News flash: I have resumed work on my capstone!! After a somewhat lengthy vacation away from the land of ENVS 400, I have returned and am ready to get back to work. I had a chance to meet with Liz today, though her office hours are a hot commodity these days. I had eight questions that she graciously and very helpfully discussed with me, mostly concerning the feedback she gave me on my first draft. The work I need to do is mostly in the top and bottom of my hourglass. In the top, I skirt around the larger situated context of my work: the U.S. and most likely other post-industrialized countries. I’ll add that into the introduction, which currently implies USA by mentioning FEMA but does not explicitly say anything about it until I write about my situated context of Nextdoor and Portland. I also foresee tweaking my thesis statement to be more assertive or just bigger in scope, if that makes sense. Currently it’s pretty specific because I was feeling insecure about the validity of my results, but I think I should make some bigger claims since I have all this data! We’ll see how it goes.
In the middle of my hourglass, I need to expand on my results more. In my first draft I got somewhat overwhelmed with the amount of data I had to present and only included the top few values of each question, which I now think is ridiculous! I also need to write about patterns, and not necessarily duplicate the information on the tables which is what I did previously. Additionally, I need to find someone who knows how to find statistical significance so I can compare my pre- and post- snowpocalypse data. I have a few potential helpers, but need to figure out what kind of data I need to compile to run that kind of test.
The bottom of my hourglass definitely needs some love, which is something that I’ve known since I submitted it. In my discussions with Liz before submitting my draft I mentioned that the Collins View fascination with animals was a major point of interest for my thesis. However, when all the categories were tallied up, animals didn’t have very high rankings quantitatively. Qualitatively though, those were some of the richest posts I would read — they almost always have multiple responses (one had over 60!) and people like to know when the animal is reunited with its owner. Similarly, hummingbirds during the snowstorm were a huge point of community interest. There were multiple posts expressing concern over their hummingbird feeders freezing in the storm, and people devised all kinds of creative mechanisms to keep them warm for the tiny birds, from using hand warming packets to chicken lamps. In a similar vein of expanding on my discussion, the snow storm deserves some more attention. Liz suggested exploring the relationship between information-giving and helping each other — according to a risk perception article we read in (Un)Natural Disasters, information seeking is an important step in risk awareness, and so providing that information could indirectly be helping people in some way as well.

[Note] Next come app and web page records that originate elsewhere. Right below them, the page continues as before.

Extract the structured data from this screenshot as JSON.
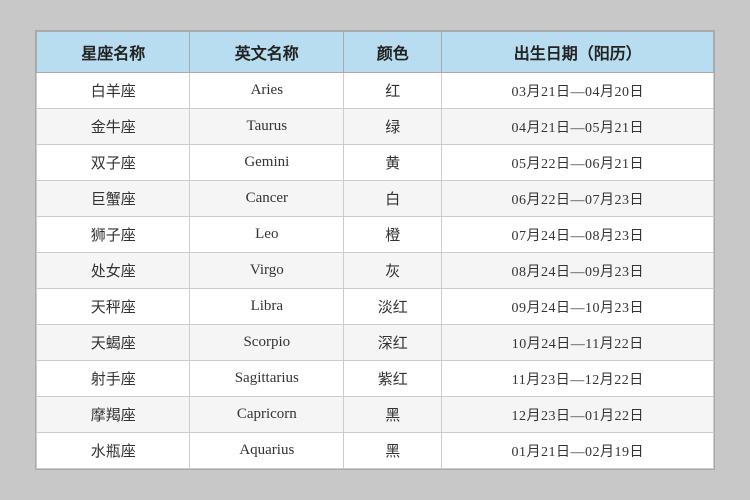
{
  "table": {
    "headers": [
      "星座名称",
      "英文名称",
      "颜色",
      "出生日期（阳历）"
    ],
    "rows": [
      {
        "chinese": "白羊座",
        "english": "Aries",
        "color": "红",
        "date": "03月21日—04月20日"
      },
      {
        "chinese": "金牛座",
        "english": "Taurus",
        "color": "绿",
        "date": "04月21日—05月21日"
      },
      {
        "chinese": "双子座",
        "english": "Gemini",
        "color": "黄",
        "date": "05月22日—06月21日"
      },
      {
        "chinese": "巨蟹座",
        "english": "Cancer",
        "color": "白",
        "date": "06月22日—07月23日"
      },
      {
        "chinese": "狮子座",
        "english": "Leo",
        "color": "橙",
        "date": "07月24日—08月23日"
      },
      {
        "chinese": "处女座",
        "english": "Virgo",
        "color": "灰",
        "date": "08月24日—09月23日"
      },
      {
        "chinese": "天秤座",
        "english": "Libra",
        "color": "淡红",
        "date": "09月24日—10月23日"
      },
      {
        "chinese": "天蝎座",
        "english": "Scorpio",
        "color": "深红",
        "date": "10月24日—11月22日"
      },
      {
        "chinese": "射手座",
        "english": "Sagittarius",
        "color": "紫红",
        "date": "11月23日—12月22日"
      },
      {
        "chinese": "摩羯座",
        "english": "Capricorn",
        "color": "黑",
        "date": "12月23日—01月22日"
      },
      {
        "chinese": "水瓶座",
        "english": "Aquarius",
        "color": "黑",
        "date": "01月21日—02月19日"
      }
    ]
  }
}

I’m excited to pursue these additions, but sitting down and actually writing it all down is another story! This weekend will hopefully be productive since I know what I need to do already (and of course made a to-do list). Perhaps Festival of Scholars tomorrow morning will be inspiring, but I’m also worried I’ll be tired of thinking about my capstone after explaining it 34 consecutive times. Only time shall tell!